Acculturative family distancing (AFD) and depression in Chinese American families.J Consult Clin Psychol. 2010 Oct; 78(5):655-67.JC
Knowledge of acculturative processes and their impact on immigrant families remains quite limited. Acculturative family distancing (AFD) is the distancing that occurs between immigrant parents and their children and is caused by breakdowns in communication and cultural value differences. It is a more proximal and problem-focused formulation of the acculturation gap and is hypothesized to increase depression via family conflict.
Data were collected from 105 Chinese American high school students and their mothers. Rasch modeling was used to refine the AFD measure, and structural equation modeling was used to determine the effects of AFD on youth and maternal depression.
Findings indicate that greater AFD was associated with higher depressive symptoms and risk for clinical depression. Family conflict partially mediated this relation for youths, whereas for mothers, AFD directly increased risk for depression. Greater mother-child heritage enculturation discrepancies were associated with greater mother and child AFD. Mainstream acculturation discrepancies and language gaps between mothers and youths were not significantly associated with any of the primary outcome variables.
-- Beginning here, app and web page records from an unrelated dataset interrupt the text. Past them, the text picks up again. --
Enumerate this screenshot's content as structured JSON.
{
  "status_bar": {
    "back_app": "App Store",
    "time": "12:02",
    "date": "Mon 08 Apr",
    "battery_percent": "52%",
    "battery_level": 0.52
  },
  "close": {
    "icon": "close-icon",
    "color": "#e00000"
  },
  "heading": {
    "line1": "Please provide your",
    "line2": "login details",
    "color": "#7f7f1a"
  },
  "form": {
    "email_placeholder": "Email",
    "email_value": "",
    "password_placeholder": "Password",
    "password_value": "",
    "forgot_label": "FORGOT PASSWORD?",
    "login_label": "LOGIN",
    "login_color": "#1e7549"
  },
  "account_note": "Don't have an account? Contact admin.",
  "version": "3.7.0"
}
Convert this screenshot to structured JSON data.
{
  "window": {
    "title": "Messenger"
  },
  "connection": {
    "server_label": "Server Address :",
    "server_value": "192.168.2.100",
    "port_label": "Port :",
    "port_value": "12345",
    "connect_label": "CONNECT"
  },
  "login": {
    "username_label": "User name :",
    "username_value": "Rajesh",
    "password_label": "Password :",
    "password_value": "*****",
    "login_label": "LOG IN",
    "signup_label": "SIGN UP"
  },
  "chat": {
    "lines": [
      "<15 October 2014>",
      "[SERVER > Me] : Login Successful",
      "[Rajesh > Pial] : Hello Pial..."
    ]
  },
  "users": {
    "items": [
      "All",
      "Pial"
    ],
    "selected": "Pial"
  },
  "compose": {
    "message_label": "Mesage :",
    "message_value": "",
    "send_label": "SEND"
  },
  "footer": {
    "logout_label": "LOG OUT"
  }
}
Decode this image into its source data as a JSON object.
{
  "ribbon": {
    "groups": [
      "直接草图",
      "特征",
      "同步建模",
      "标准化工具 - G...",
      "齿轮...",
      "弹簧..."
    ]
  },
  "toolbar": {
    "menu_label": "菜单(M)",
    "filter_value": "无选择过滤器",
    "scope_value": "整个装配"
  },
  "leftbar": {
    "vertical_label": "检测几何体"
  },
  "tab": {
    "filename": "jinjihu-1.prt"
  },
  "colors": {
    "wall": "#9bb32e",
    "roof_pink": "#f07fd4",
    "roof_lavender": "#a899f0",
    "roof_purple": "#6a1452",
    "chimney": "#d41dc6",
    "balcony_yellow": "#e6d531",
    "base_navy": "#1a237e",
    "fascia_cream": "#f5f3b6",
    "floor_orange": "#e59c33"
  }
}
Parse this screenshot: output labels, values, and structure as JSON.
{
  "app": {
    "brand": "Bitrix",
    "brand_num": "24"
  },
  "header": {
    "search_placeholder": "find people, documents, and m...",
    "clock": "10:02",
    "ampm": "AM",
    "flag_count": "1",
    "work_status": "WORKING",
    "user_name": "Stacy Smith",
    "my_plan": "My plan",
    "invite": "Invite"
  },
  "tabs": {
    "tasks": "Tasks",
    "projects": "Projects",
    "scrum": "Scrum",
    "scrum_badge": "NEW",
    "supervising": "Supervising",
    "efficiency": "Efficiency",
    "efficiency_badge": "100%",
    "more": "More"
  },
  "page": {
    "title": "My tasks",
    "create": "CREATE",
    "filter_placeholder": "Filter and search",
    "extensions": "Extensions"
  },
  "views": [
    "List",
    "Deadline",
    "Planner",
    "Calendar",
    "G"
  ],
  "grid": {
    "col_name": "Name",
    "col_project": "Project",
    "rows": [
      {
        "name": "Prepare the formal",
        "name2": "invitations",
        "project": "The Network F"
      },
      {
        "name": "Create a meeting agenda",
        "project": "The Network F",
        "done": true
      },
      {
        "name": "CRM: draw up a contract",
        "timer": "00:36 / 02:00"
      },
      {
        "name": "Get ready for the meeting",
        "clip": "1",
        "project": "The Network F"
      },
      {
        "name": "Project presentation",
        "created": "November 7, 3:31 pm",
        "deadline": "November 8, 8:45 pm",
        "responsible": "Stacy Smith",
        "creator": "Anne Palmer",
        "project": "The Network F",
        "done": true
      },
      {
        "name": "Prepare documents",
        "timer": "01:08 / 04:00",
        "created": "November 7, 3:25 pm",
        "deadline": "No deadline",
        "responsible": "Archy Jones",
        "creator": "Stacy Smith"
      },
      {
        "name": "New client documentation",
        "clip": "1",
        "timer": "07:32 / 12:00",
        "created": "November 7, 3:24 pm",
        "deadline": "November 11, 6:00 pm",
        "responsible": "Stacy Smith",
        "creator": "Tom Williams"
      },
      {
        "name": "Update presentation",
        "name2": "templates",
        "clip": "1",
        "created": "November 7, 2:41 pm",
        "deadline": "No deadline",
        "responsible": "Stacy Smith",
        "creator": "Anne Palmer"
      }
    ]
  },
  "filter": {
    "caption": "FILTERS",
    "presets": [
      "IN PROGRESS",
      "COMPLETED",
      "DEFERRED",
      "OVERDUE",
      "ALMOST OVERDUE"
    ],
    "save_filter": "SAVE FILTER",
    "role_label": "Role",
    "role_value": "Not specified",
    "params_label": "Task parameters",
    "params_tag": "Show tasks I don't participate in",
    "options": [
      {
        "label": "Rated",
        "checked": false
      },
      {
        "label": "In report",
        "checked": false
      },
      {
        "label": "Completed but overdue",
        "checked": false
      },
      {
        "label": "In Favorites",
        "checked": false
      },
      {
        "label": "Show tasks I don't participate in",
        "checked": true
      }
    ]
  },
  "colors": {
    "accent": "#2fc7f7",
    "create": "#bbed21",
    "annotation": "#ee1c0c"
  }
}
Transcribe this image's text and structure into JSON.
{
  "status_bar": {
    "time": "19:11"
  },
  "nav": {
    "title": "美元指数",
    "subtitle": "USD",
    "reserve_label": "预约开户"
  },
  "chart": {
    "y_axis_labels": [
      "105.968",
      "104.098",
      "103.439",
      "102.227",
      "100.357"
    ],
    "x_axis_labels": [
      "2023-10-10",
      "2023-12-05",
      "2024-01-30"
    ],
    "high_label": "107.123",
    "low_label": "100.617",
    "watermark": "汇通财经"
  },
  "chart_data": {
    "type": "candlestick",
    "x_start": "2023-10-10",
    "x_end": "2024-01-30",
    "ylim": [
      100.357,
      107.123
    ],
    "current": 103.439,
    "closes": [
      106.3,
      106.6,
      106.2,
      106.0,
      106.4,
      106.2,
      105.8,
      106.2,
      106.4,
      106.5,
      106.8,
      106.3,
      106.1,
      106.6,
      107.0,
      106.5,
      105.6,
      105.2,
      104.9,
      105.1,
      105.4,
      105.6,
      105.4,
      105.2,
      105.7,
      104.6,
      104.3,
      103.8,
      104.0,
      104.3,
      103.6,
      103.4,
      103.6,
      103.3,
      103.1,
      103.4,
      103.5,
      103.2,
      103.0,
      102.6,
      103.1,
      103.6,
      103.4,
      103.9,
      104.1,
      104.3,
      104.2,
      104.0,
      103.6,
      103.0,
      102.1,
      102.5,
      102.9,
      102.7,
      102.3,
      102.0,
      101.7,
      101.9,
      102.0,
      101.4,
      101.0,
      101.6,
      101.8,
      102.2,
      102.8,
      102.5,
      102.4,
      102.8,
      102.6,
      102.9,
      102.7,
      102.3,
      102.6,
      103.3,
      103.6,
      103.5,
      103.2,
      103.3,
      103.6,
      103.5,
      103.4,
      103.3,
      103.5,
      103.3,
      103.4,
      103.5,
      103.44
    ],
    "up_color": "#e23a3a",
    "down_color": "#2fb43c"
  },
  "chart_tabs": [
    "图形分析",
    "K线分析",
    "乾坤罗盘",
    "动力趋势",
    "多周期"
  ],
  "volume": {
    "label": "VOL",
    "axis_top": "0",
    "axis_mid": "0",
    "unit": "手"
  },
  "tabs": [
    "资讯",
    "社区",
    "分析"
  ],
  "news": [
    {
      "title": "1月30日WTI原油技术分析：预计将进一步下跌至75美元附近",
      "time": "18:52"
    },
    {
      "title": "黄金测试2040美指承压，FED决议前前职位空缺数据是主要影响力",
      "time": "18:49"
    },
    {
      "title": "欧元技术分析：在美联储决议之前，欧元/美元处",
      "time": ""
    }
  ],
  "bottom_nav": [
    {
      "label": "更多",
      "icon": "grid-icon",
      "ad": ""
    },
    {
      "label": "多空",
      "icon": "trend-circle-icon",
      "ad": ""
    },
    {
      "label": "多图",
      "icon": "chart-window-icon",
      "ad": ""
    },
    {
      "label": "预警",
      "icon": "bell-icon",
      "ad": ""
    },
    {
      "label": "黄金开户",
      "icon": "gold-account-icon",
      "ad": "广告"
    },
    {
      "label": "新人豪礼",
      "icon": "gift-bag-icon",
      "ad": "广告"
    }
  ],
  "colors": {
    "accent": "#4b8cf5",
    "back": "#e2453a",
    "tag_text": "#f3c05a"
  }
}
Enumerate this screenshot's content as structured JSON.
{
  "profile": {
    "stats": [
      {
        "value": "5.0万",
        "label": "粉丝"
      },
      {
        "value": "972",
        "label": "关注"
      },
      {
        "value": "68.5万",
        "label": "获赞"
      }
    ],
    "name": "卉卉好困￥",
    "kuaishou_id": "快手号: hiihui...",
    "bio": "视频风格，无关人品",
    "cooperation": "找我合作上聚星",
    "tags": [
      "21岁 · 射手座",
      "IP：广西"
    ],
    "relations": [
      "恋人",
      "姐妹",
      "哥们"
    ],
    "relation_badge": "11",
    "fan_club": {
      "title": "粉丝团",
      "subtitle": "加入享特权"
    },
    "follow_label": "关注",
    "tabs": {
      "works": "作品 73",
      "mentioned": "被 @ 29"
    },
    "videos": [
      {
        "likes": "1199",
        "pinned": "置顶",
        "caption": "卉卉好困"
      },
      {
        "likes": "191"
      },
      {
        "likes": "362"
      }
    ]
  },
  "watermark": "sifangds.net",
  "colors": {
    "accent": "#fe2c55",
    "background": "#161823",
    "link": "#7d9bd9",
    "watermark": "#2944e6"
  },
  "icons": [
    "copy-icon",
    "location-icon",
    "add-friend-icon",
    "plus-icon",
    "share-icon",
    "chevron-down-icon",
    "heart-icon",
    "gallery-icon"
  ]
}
Results highlight the need for better understanding of how AFD and other acculturation-gap phenomena affect immigrant mental health. They also underscore the need for prevention and intervention programs that target communication difficulties and intergenerational cultural value differences.